Seed funding available to give early career faculty research a running start
Sometimes the hardest part of a new project is getting started.
Funding agencies awarding hefty grants often want to see preliminary data that lend credibility to the proposed research. But getting that data takes resources, too, and those startup funds can be hard to come by, especially for new collaborations between researchers from different fields that might not, at first glance, look like a natural fit.
That’s where the university’s investment institutes can step in.
Virginia Tech’s four investment institutes offer a range of funding programs targeting different types of projects. One of many examples is the Junior Faculty Program from the Institute for Critical Technology and Applied Science (ICTAS), which funds interdisciplinary collaborations led by an early career faculty member. Each year ICTAS typically awards five of these grants, which provide up to $80,000 over two years. Applications for this year’s cycle are due Feb. 1.
“We want to make it easier for new faculty members to go after big, high-impact opportunities by giving promising new projects the resources they need to get off the ground,” said Stefan Duma, the Harry Wyatt Professor of Engineering and ICTAS’ director. “Helping new faculty build up their research programs is crucial to advancing research at the university more broadly, and these grants help do that by lowering some of the barriers to pursuing new ideas or exploring new collaborations.”
In 2020, Sanket Deshmukh, an assistant professor of chemical engineering in the College of Engineering, won a grant through the program to fund the development of modeling tools driven by machine learning that could inform the design of membrane-based materials for capturing gas molecules.
The grant allowed him to assign a graduate student and a postdoctoral researcher to the project, and the preliminary data they collected has inspired multiple subsequent proposals and a manuscript that’s currently in review. Deshmukh also believes the award strengthened his application for the NSF CAREER award he won for related work the following year.

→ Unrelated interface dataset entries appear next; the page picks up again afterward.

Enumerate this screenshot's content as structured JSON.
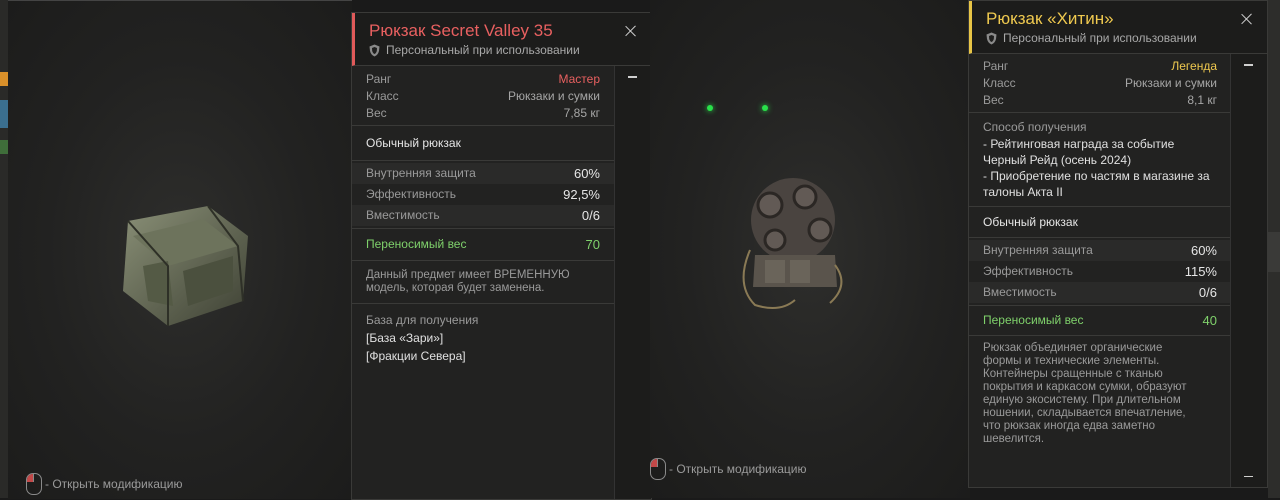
{
  "items": [
    {
      "title": "Рюкзак Secret Valley 35",
      "binding": "Персональный при использовании",
      "stats": [
        {
          "label": "Ранг",
          "value": "Мастер"
        },
        {
          "label": "Класс",
          "value": "Рюкзаки и сумки"
        },
        {
          "label": "Вес",
          "value": "7,85 кг"
        }
      ],
      "type": "Обычный рюкзак",
      "protection": [
        {
          "label": "Внутренняя защита",
          "value": "60%"
        },
        {
          "label": "Эффективность",
          "value": "92,5%"
        },
        {
          "label": "Вместимость",
          "value": "0/6"
        }
      ],
      "carry_label": "Переносимый вес",
      "carry_value": "70",
      "description": "Данный предмет имеет ВРЕМЕННУЮ модель, которая будет заменена.",
      "base_label": "База для получения",
      "bases": [
        "[База «Зари»]",
        "[Фракции Севера]"
      ],
      "mod_hint": "- Открыть модификацию"
    },
    {
      "title": "Рюкзак «Хитин»",
      "binding": "Персональный при использовании",
      "stats": [
        {
          "label": "Ранг",
          "value": "Легенда"
        },
        {
          "label": "Класс",
          "value": "Рюкзаки и сумки"
        },
        {
          "label": "Вес",
          "value": "8,1 кг"
        }
      ],
      "obtain_label": "Способ получения",
      "obtain_lines": [
        "- Рейтинговая награда за событие",
        "Черный Рейд (осень 2024)",
        "- Приобретение по частям в магазине за",
        "талоны Акта II"
      ],
      "type": "Обычный рюкзак",
      "protection": [
        {
          "label": "Внутренняя защита",
          "value": "60%"
        },
        {
          "label": "Эффективность",
          "value": "115%"
        },
        {
          "label": "Вместимость",
          "value": "0/6"
        }
      ],
      "carry_label": "Переносимый вес",
      "carry_value": "40",
      "description_lines": [
        "Рюкзак объединяет органические",
        "формы и технические элементы.",
        "Контейнеры сращенные с тканью",
        "покрытия и каркасом сумки, образуют",
        "единую экосистему. При длительном",
        "ношении, складывается впечатление,",
        "что рюкзак иногда едва заметно",
        "шевелится."
      ],
      "mod_hint": "- Открыть модификацию"
    }
  ],
  "colors": {
    "rank_master": "#e86060",
    "rank_legend": "#efc94f",
    "carry": "#7fd16b"
  }
}
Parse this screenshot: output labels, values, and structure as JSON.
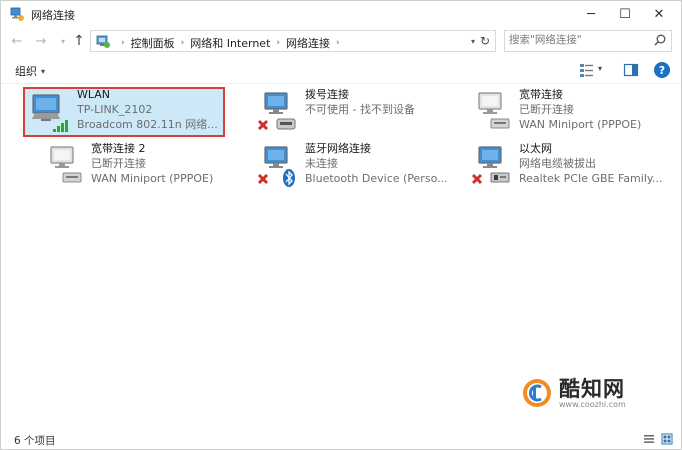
{
  "window": {
    "title": "网络连接",
    "minimize": "─",
    "maximize": "☐",
    "close": "✕"
  },
  "nav": {
    "back": "←",
    "forward": "→",
    "recent": "▾",
    "up": "↑",
    "breadcrumbs": [
      "控制面板",
      "网络和 Internet",
      "网络连接"
    ],
    "separator": "›",
    "refresh": "↻",
    "search_placeholder": "搜索\"网络连接\""
  },
  "toolbar": {
    "organize_label": "组织",
    "organize_caret": "▾",
    "view_caret": "▾",
    "help": "?"
  },
  "connections": [
    {
      "name": "WLAN",
      "status": "TP-LINK_2102",
      "device": "Broadcom 802.11n 网络...",
      "icon": "wifi-adapter-icon",
      "selected": true
    },
    {
      "name": "拨号连接",
      "status": "不可使用 - 找不到设备",
      "device": "",
      "icon": "dialup-adapter-icon",
      "disconnected": true
    },
    {
      "name": "宽带连接",
      "status": "已断开连接",
      "device": "WAN Miniport (PPPOE)",
      "icon": "broadband-adapter-icon"
    },
    {
      "name": "宽带连接 2",
      "status": "已断开连接",
      "device": "WAN Miniport (PPPOE)",
      "icon": "broadband-adapter-icon"
    },
    {
      "name": "蓝牙网络连接",
      "status": "未连接",
      "device": "Bluetooth Device (Perso...",
      "icon": "bluetooth-adapter-icon",
      "disconnected": true
    },
    {
      "name": "以太网",
      "status": "网络电缆被拔出",
      "device": "Realtek PCIe GBE Family...",
      "icon": "ethernet-adapter-icon",
      "disconnected": true
    }
  ],
  "watermark": {
    "name": "酷知网",
    "url": "www.coozhi.com"
  },
  "statusbar": {
    "count": "6 个项目"
  },
  "colors": {
    "selection": "#cde8f7",
    "highlight_border": "#d9403c",
    "monitor_blue": "#3f8fd6",
    "disconnect_red": "#d0312d",
    "signal_green": "#2fa62f"
  }
}
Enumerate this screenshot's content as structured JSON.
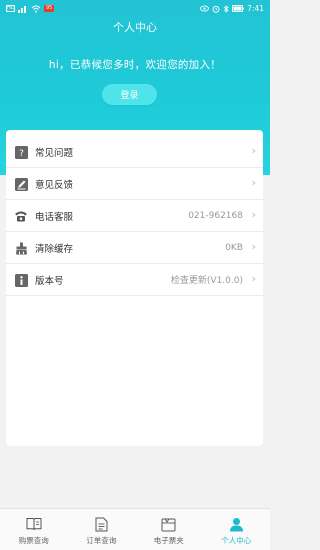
{
  "status_bar": {
    "left_badge": "HD",
    "signal_text": "4G",
    "battery_badge": "95",
    "time": "7:41"
  },
  "header": {
    "title": "个人中心",
    "welcome": "hi，已恭候您多时，欢迎您的加入！",
    "login_label": "登录"
  },
  "menu": {
    "items": [
      {
        "label": "常见问题",
        "value": "",
        "icon": "question-icon"
      },
      {
        "label": "意见反馈",
        "value": "",
        "icon": "edit-icon"
      },
      {
        "label": "电话客服",
        "value": "021-962168",
        "icon": "phone-icon"
      },
      {
        "label": "清除缓存",
        "value": "0KB",
        "icon": "clear-cache-icon"
      },
      {
        "label": "版本号",
        "value": "检查更新(V1.0.0)",
        "icon": "info-icon"
      }
    ]
  },
  "tabbar": {
    "tabs": [
      {
        "label": "购票查询",
        "icon": "book-icon"
      },
      {
        "label": "订单查询",
        "icon": "document-icon"
      },
      {
        "label": "电子票夹",
        "icon": "ticket-folder-icon"
      },
      {
        "label": "个人中心",
        "icon": "user-icon"
      }
    ],
    "active_index": 3
  },
  "colors": {
    "header_teal": "#22c3d4",
    "login_button": "#4fe3ea",
    "active_tab": "#1fb9cb",
    "background": "#f2f2f2"
  }
}
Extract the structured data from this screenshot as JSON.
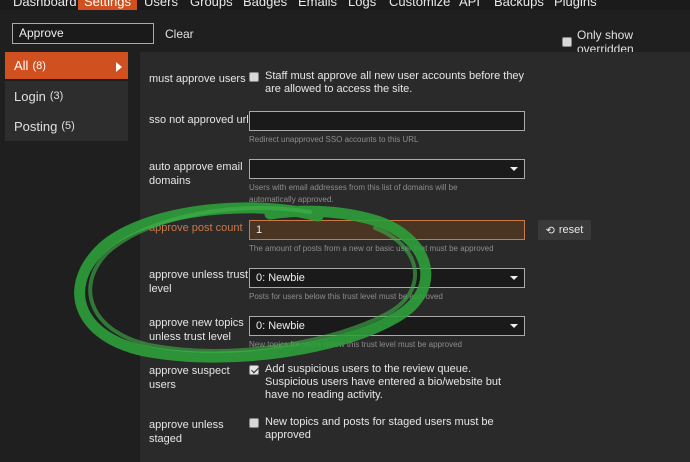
{
  "nav": {
    "tabs": [
      "Dashboard",
      "Settings",
      "Users",
      "Groups",
      "Badges",
      "Emails",
      "Logs",
      "Customize",
      "API",
      "Backups",
      "Plugins"
    ],
    "active": "Settings"
  },
  "filter": {
    "value": "Approve",
    "clear_label": "Clear",
    "only_overridden_label": "Only show overridden"
  },
  "sidebar": {
    "items": [
      {
        "label": "All",
        "count": "(8)"
      },
      {
        "label": "Login",
        "count": "(3)"
      },
      {
        "label": "Posting",
        "count": "(5)"
      }
    ]
  },
  "settings": {
    "must_approve_users": {
      "label": "must approve users",
      "text": "Staff must approve all new user accounts before they are allowed to access the site."
    },
    "sso_not_approved_url": {
      "label": "sso not approved url",
      "description": "Redirect unapproved SSO accounts to this URL"
    },
    "auto_approve_email_domains": {
      "label": "auto approve email domains",
      "description": "Users with email addresses from this list of domains will be automatically approved."
    },
    "approve_post_count": {
      "label": "approve post count",
      "value": "1",
      "description": "The amount of posts from a new or basic user that must be approved",
      "reset_label": "reset"
    },
    "approve_unless_trust_level": {
      "label": "approve unless trust level",
      "value": "0: Newbie",
      "description": "Posts for users below this trust level must be approved"
    },
    "approve_new_topics_unless_trust_level": {
      "label": "approve new topics unless trust level",
      "value": "0: Newbie",
      "description": "New topics for users below this trust level must be approved"
    },
    "approve_suspect_users": {
      "label": "approve suspect users",
      "text": "Add suspicious users to the review queue. Suspicious users have entered a bio/website but have no reading activity."
    },
    "approve_unless_staged": {
      "label": "approve unless staged",
      "text": "New topics and posts for staged users must be approved"
    }
  },
  "colors": {
    "accent": "#d0501f",
    "modified_label": "#c9794a",
    "annotation_green": "#2e9e3a"
  },
  "icons": {
    "reset": "undo-icon",
    "sidebar_active": "caret-right-icon",
    "select": "caret-down-icon"
  }
}
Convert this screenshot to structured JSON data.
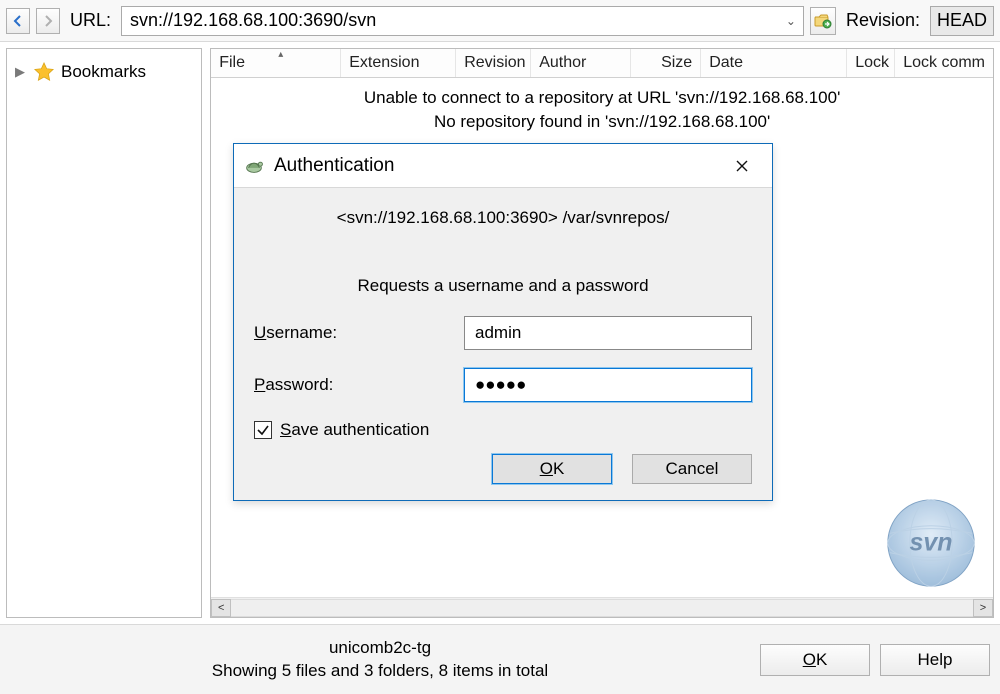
{
  "toolbar": {
    "url_label": "URL:",
    "url_value": "svn://192.168.68.100:3690/svn",
    "revision_label": "Revision:",
    "head_label": "HEAD"
  },
  "sidebar": {
    "bookmarks_label": "Bookmarks"
  },
  "columns": {
    "file": "File",
    "extension": "Extension",
    "revision": "Revision",
    "author": "Author",
    "size": "Size",
    "date": "Date",
    "lock": "Lock",
    "lock_comment": "Lock comm"
  },
  "messages": {
    "line1": "Unable to connect to a repository at URL 'svn://192.168.68.100'",
    "line2": "No repository found in 'svn://192.168.68.100'"
  },
  "dialog": {
    "title": "Authentication",
    "repo_line": "<svn://192.168.68.100:3690> /var/svnrepos/",
    "prompt": "Requests a username and a password",
    "username_label_pre": "U",
    "username_label_post": "sername:",
    "password_label_pre": "P",
    "password_label_post": "assword:",
    "username_value": "admin",
    "password_display": "●●●●●",
    "save_auth_pre": "S",
    "save_auth_post": "ave authentication",
    "save_auth_checked": true,
    "ok_pre": "O",
    "ok_post": "K",
    "cancel": "Cancel"
  },
  "status": {
    "hostname": "unicomb2c-tg",
    "summary": "Showing 5 files and 3 folders, 8 items in total",
    "ok_pre": "O",
    "ok_post": "K",
    "help": "Help"
  }
}
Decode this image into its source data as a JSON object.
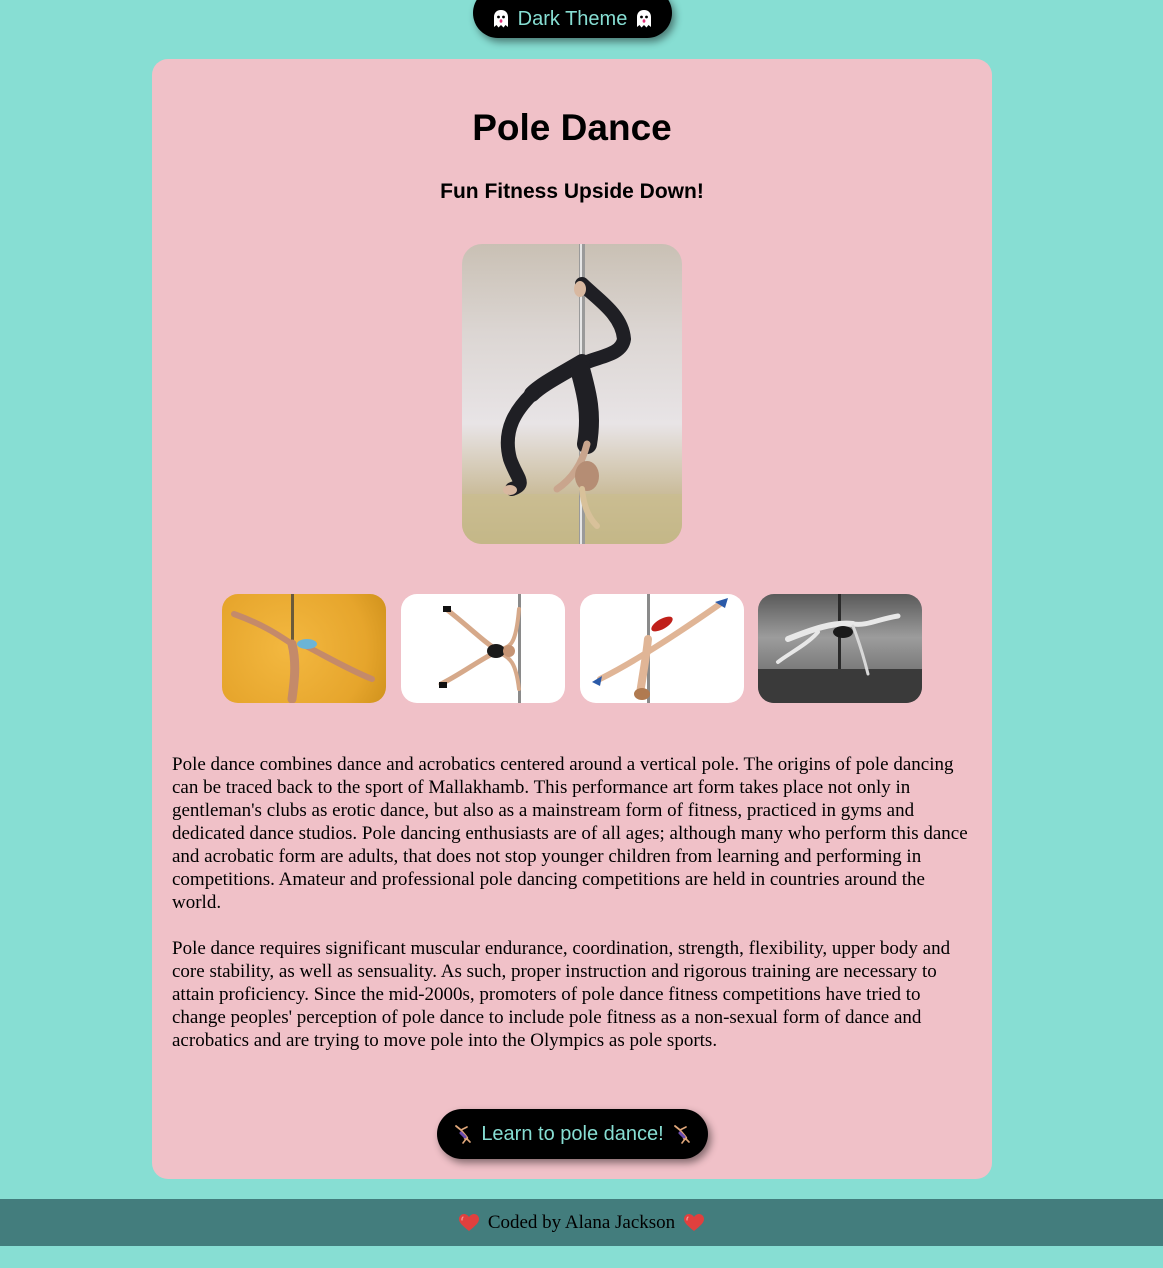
{
  "theme_toggle": {
    "label": "Dark Theme",
    "icon": "ghost-icon"
  },
  "card": {
    "title": "Pole Dance",
    "subtitle": "Fun Fitness Upside Down!",
    "hero_image": "pole-dancer-inverted-photo",
    "thumbnails": [
      "pole-dancer-yellow-background-photo",
      "pole-dancer-star-pose-photo",
      "pole-dancer-red-shorts-split-photo",
      "pole-dancer-black-and-white-photo"
    ],
    "paragraphs": [
      "Pole dance combines dance and acrobatics centered around a vertical pole. The origins of pole dancing can be traced back to the sport of Mallakhamb. This performance art form takes place not only in gentleman's clubs as erotic dance, but also as a mainstream form of fitness, practiced in gyms and dedicated dance studios. Pole dancing enthusiasts are of all ages; although many who perform this dance and acrobatic form are adults, that does not stop younger children from learning and performing in competitions. Amateur and professional pole dancing competitions are held in countries around the world.",
      "Pole dance requires significant muscular endurance, coordination, strength, flexibility, upper body and core stability, as well as sensuality. As such, proper instruction and rigorous training are necessary to attain proficiency. Since the mid-2000s, promoters of pole dance fitness competitions have tried to change peoples' perception of pole dance to include pole fitness as a non-sexual form of dance and acrobatics and are trying to move pole into the Olympics as pole sports."
    ],
    "cta": {
      "label": "Learn to pole dance!",
      "icon": "gymnast-icon"
    }
  },
  "footer": {
    "text": "Coded by Alana Jackson",
    "icon": "heart-icon"
  },
  "colors": {
    "page_background": "#87ded3",
    "card_background": "#f0c1c8",
    "button_background": "#000000",
    "button_text": "#87ded3",
    "footer_background": "#437d7d"
  }
}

“I honestly feel it made a huge impact to have a competitive award like that on my CV,” he said. “It shows external reviewers that there is some merit in what you’re proposing.”
And the computational framework he used the seed funding to develop has turned out to be useful for designing other classes of materials beyond membranes, generating its own set of new directions for Deshmukh’s research.
“I think it has been really helpful in many different ways,” he said. “For any young faculty member, who is always seeking some kind of support, it allows you to explore the ideas you have and generate data that you can, directly or indirectly, use to get external funding.”
The program has a strong track record of paving the way for successful grant applications. In the last three years, researchers supported by Junior Faculty Program have reported $13.5 million in external grants — more than a tenfold return to the university on the institute’s original investment.
To be eligible for the grants, the lead researcher must be a pre-tenure professor on a tenure track or an AP or research faculty member hired after 2018, working with co-investigators from different disciplines. Having a more senior researcher on the team, to serve as a mentor and anchor a new project with a connection to a well-established research program, typically leads to stronger proposals but isn’t required.
More details about the program and detailed application instructions are available here. Questions can be directed to Jon Greene, ICTAS associate director for strategic development, at 540-553-5846 or email@example.com.
A complete list of ICTAS seed funding programs is available on this page.